Future Promising Therapies
While DBS is a state-of-the-art proven therapy, recognized limitations include the risk of stroke associated with the surgical procedure (albeit low), the invasive nature of the procedure, and the need for frequent physician visits for programming. To address these shortcomings, several new technologies and approaches are being investigated.
The most promising technology is the non-invasive treatment of magnetic resonance guided focused ultrasound therapy (MRgFUS). MRgFUS is currently beginning a Phase III randomized clinical trial for the treatment of ET and a Phase I safety trial for management of PD. Like SRS, MRgFUS uses very focused energy to create a lesion in a precise area of the brain. Instead of using radiation energy, MRgFUS uses ultrasonic energy that allows the physician to create test lesions to ensure the efficacy and safety of the final target before making a final lesion. This adds a level of safety to current SRS technology, which is critical. Phase I trial results in ET have been reported in conference proceedings, demonstrating greater than 50 percent tremor reduction in almost all patients with few side effects.
Other innovations are occurring in the domain of DBS therapy, with new technologies being investigated and developed to create “closed loop” systems. While current DBS technology requires the physician to assess patients to determine how to modify stimulation, several academic centers are working on intelligent DBS systems that can detect brain signals and modify stimulation parameters based on intrinsic patterns of brain activity. One device manufacturer has developed such a sensing device and is collaborating with multiple centers to develop novel approaches and methods for closed loop neuromodulation.
Finally, in the interest of avoiding brain surgery altogether, duodopa is a method of delivering a continuous infusion of levodopa directly into the gastrointestinal tract to reduce motor fluctuations associated with pulsatile drug delivery. While the concept holds promise, early reports suggest equal efficacy relative to DBS but with increased procedural complications. Further studies and experience are necessary to better define its role in the management of PD patients.
Tremor is prevalent and can be associated with an array of medical and neurologic diagnoses. Characterizing the tremor and associating it with the correct diagnosis is key to guiding medical and surgical therapies. In all instances, therapy is symptom directed and aims to improve function and quality-of-life. When first line medical therapies fail, attention should be given to surgical therapies, which have a proven track record in clinical trials of providing greater benefit than best medical therapy. Surgical therapy, however is not a standalone therapy and is optimally delivered in the context of a comprehensive multidisciplinary program.

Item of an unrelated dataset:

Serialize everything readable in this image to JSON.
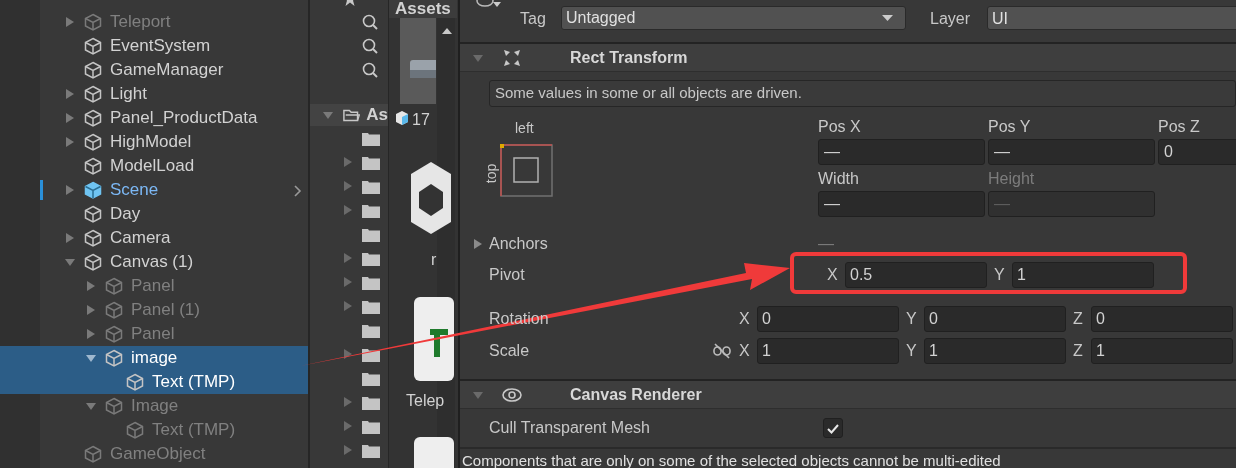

Nader Pouratian, MD, PhD, is a UCLA Neurosurgeon, Assistant Professor of Neurosurgery at the David Geffen School of Medicine at UCLA, and Director of the UCLA Neurosurgical Movement Disorders Program and Peripheral Nerve Program.